White House Ratchets Up Homeland Security

As the November midterm election approaches, President Bush is blaming the Democratic-run Senate for failing to pass legislation that would help the economy and increase national security.

Among the president's arguments are claims that the Democrats have held back the economy by refusing to move energy legislation, including drilling for oil in Alaska's Arctic National Wildlife Refuge, and preventing passage of a terrorism insurance bill, which is stalled over liability rules.

On Tuesday, Homeland Security Director Tom Ridge said that Democrats are also responsible for loading down the homeland security bill by creating too many demands for union representation among the agency's expected 170,000 workers.

Democrats say they are merely protecting workers with the same rights already afforded to them.

Ridge, who was at a White House strategy session, said that the Senate Democrats who want to forbid Bush the opportunity of hiring, moving and firing employees, would be denying the president the flexibility every president has had since John F. Kennedy was president.

"We think it's a rather perverse set of circumstances," Ridge said. "Whereas the president would have national security authority as it relates to every other department in his Cabinet, at this time we are at war, (but) it would not apply to the new Department of Homeland Security."

Ridge made the case to reporters after the Bush Cabinet sent a letter to Senate Majority Leader Tom Daschle, D-S.D., and Senate Minority Leader Trent Lott, R-Miss., asking them to grant the president existing authorities in the new department.

"At this challenging time, we believe that the president's existing, government-wide authority to exclude unions from certain agencies in the interests of our national security should be preserved for this new department," the letter, signed by all 14 Cabinet secretaries, stated.

"We do not believe that it is logical, especially in this time of war, for the president to have this critical national security authority for each of the 14 existing Cabinet departments, but to have that authority effectively stripped from him when it comes to the department created for the very purpose of protecting the homeland," the letter said.

Daschle said that Democrats want measures in the legislation to prevent union workers from losing protections currently guaranteed in their existing jobs after they head into the new Department of Homeland Security.

Democrats have said that they would permit the president to waive collective bargaining if a worker is asked to substantially change his or her job duties and most workers in that unit are working on a terrorism-related investigation or intelligence work related to national security.

"We have the votes.

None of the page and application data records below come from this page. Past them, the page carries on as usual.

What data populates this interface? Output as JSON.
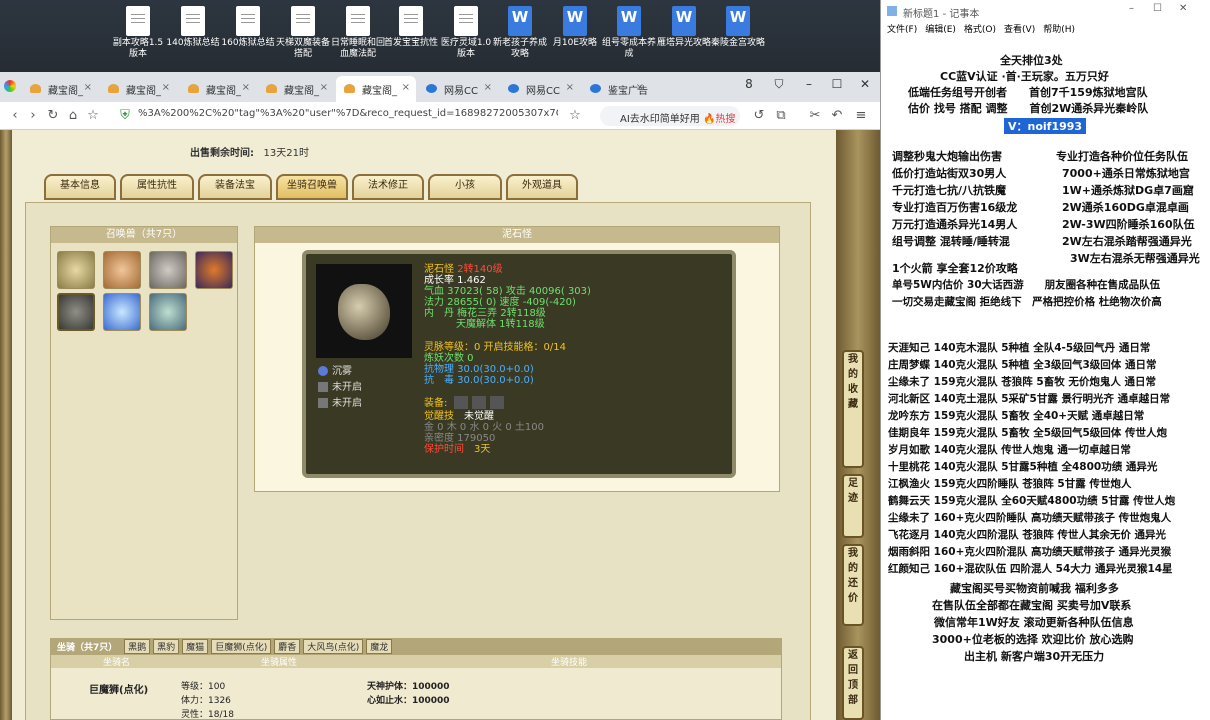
{
  "desktop": {
    "icons": [
      {
        "label": "副本攻略1.5版本",
        "type": "txt"
      },
      {
        "label": "140炼狱总结",
        "type": "txt"
      },
      {
        "label": "160炼狱总结",
        "type": "txt"
      },
      {
        "label": "天梯双魔装备搭配",
        "type": "txt"
      },
      {
        "label": "日常睡眠和回血魔法配",
        "type": "txt"
      },
      {
        "label": "首发宝宝抗性",
        "type": "txt"
      },
      {
        "label": "医疗灵域1.0版本",
        "type": "txt"
      },
      {
        "label": "新老孩子养成攻略",
        "type": "doc"
      },
      {
        "label": "月10E攻略",
        "type": "doc"
      },
      {
        "label": "组号零成本养成",
        "type": "doc"
      },
      {
        "label": "雁塔异光攻略",
        "type": "doc"
      },
      {
        "label": "秦陵金宫攻略",
        "type": "doc"
      }
    ]
  },
  "browser": {
    "tabs": [
      "藏宝阁_",
      "藏宝阁_",
      "藏宝阁_",
      "藏宝阁_",
      "藏宝阁_",
      "网易CC",
      "网易CC",
      "鉴宝广告"
    ],
    "window_buttons": [
      "8",
      "⛉",
      "–",
      "☐",
      "✕"
    ],
    "url": "%3A%200%2C%20\"tag\"%3A%20\"user\"%7D&reco_request_id=16898272005307x7Cy",
    "ai_text": "AI去水印简单好用",
    "ai_hot": "🔥热搜",
    "nav": [
      "‹",
      "›",
      "↻",
      "⌂",
      "☆"
    ]
  },
  "game": {
    "sell_time_label": "出售剩余时间:",
    "sell_time_value": "13天21时",
    "tabs": [
      "基本信息",
      "属性抗性",
      "装备法宝",
      "坐骑召唤兽",
      "法术修正",
      "小孩",
      "外观道具"
    ],
    "pets_title": "召唤兽（共7只）",
    "detail_title": "泥石怪",
    "pet": {
      "name": "泥石怪",
      "level": "2转140级",
      "growth": "成长率 1.462",
      "hp": "气血 37023( 58) 攻击 40096( 303)",
      "mp": "法力 28655( 0) 速度 -409(-420)",
      "inner": "内　丹 梅花三弄 2转118级",
      "inner2": "天魔解体 1转118级",
      "spirit": "灵脉等级：0 开启技能格：0/14",
      "refine": "炼妖次数 0",
      "phys": "抗物理 30.0(30.0+0.0)",
      "poison": "抗　毒 30.0(30.0+0.0)",
      "equip": "装备:",
      "awake_label": "觉醒技",
      "awake_value": "未觉醒",
      "elements": "金 0 木 0 水 0 火 0 土100",
      "intimacy": "亲密度 179050",
      "protect_label": "保护时间",
      "protect_value": "3天",
      "skills": [
        "沉雾",
        "未开启",
        "未开启"
      ]
    },
    "mount": {
      "title": "坐骑（共7只）",
      "tabs": [
        "黑鹅",
        "黑豹",
        "魔猫",
        "巨魔狮(点化)",
        "麝香",
        "大风鸟(点化)",
        "魔龙"
      ],
      "headers": [
        "坐骑名",
        "坐骑属性",
        "坐骑技能"
      ],
      "name": "巨魔狮(点化)",
      "attrs": [
        "等级：100",
        "体力：1326",
        "灵性：18/18"
      ],
      "skills": [
        "天神护体：100000",
        "心如止水：100000"
      ]
    },
    "side": [
      "我的收藏",
      "足迹",
      "我的还价",
      "返回顶部"
    ]
  },
  "notepad": {
    "title": "新标题1 - 记事本",
    "menu": [
      "文件(F)",
      "编辑(E)",
      "格式(O)",
      "查看(V)",
      "帮助(H)"
    ],
    "lines_center": [
      "全天排位3处",
      "CC蓝V认证 ·首·王玩家。五万只好",
      "低端任务组号开创者　　首创7千159炼狱地宫队",
      "估价 找号 搭配 调整　　首创2W通杀异光秦岭队"
    ],
    "vchat": "V：noif1993",
    "block1": [
      "调整秒鬼大炮输出伤害",
      "低价打造站街双30男人",
      "千元打造七抗/八抗铁魔",
      "专业打造百万伤害16级龙",
      "万元打造通杀异光14男人",
      "组号调整 混转睡/睡转混"
    ],
    "block1r": [
      "专业打造各种价位任务队伍",
      "7000+通杀日常炼狱地宫",
      "1W+通杀炼狱DG卓7画窟",
      "2W通杀160DG卓混卓画",
      "2W-3W四阶睡杀160队伍",
      "2W左右混杀踏帮强通异光",
      "3W左右混杀无帮强通异光"
    ],
    "block2": [
      "1个火箭 享全套12价攻略",
      "单号5W内估价 30大话西游　　朋友圈各种在售成品队伍",
      "一切交易走藏宝阁 拒绝线下　严格把控价格 杜绝物次价高"
    ],
    "list": [
      "天涯知己 140克木混队 5种植 全队4-5级回气丹 通日常",
      "庄周梦蝶 140克火混队 5种植 全3级回气3级回体 通日常",
      "尘缘未了 159克火混队 苍狼阵 5畜牧 无价炮鬼人 通日常",
      "河北新区 140克土混队 5采矿5甘露 景行明光齐 通卓越日常",
      "龙吟东方 159克火混队 5畜牧 全40+天赋 通卓越日常",
      "佳期良年 159克火混队 5畜牧 全5级回气5级回体 传世人炮",
      "岁月如歌 140克火混队 传世人炮鬼 通一切卓越日常",
      "十里桃花 140克火混队 5甘露5种植 全4800功绩 通异光",
      "江枫渔火 159克火四阶睡队 苍狼阵 5甘露 传世炮人",
      "鹤舞云天 159克火混队 全60天赋4800功绩 5甘露 传世人炮",
      "尘缘未了 160+克火四阶睡队 高功绩天赋带孩子 传世炮鬼人",
      "飞花逐月 140克火四阶混队 苍狼阵 传世人其余无价 通异光",
      "烟雨斜阳 160+克火四阶混队 高功绩天赋带孩子 通异光灵猴",
      "红颜知己 160+混砍队伍 四阶混人 54大力 通异光灵猴14星"
    ],
    "footer": [
      "藏宝阁买号买物资前喊我 福利多多",
      "在售队伍全部都在藏宝阁 买卖号加V联系",
      "微信常年1W好友 滚动更新各种队伍信息",
      "3000+位老板的选择 欢迎比价 放心选购",
      "出主机 新客户端30开无压力"
    ]
  },
  "colors": {
    "accent": "#1e66d6",
    "pet_level": "#f4c21c",
    "pet_green": "#6ee06e",
    "pet_red": "#ff4a3a"
  }
}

And we would like to have the amendment voted upon that represents a real compromise, a compromise that we think reflects the balance that we ought to have between giving the president the flexibility he wants and giving federal employees the protections they deserve. And we'll continue to try to do that," Daschle said Tuesday.

Daschle also accused Republicans of holding up the vote because they have "chosen to politicize this issue rather than resolve it. They want to make homeland security an issue in the election. They don't want to get this done. They want to hold it out there for the American people to be confused about."

Ridge urged Congress to take "as long as it takes" to pass the legislation, even if that means staying in session through the election.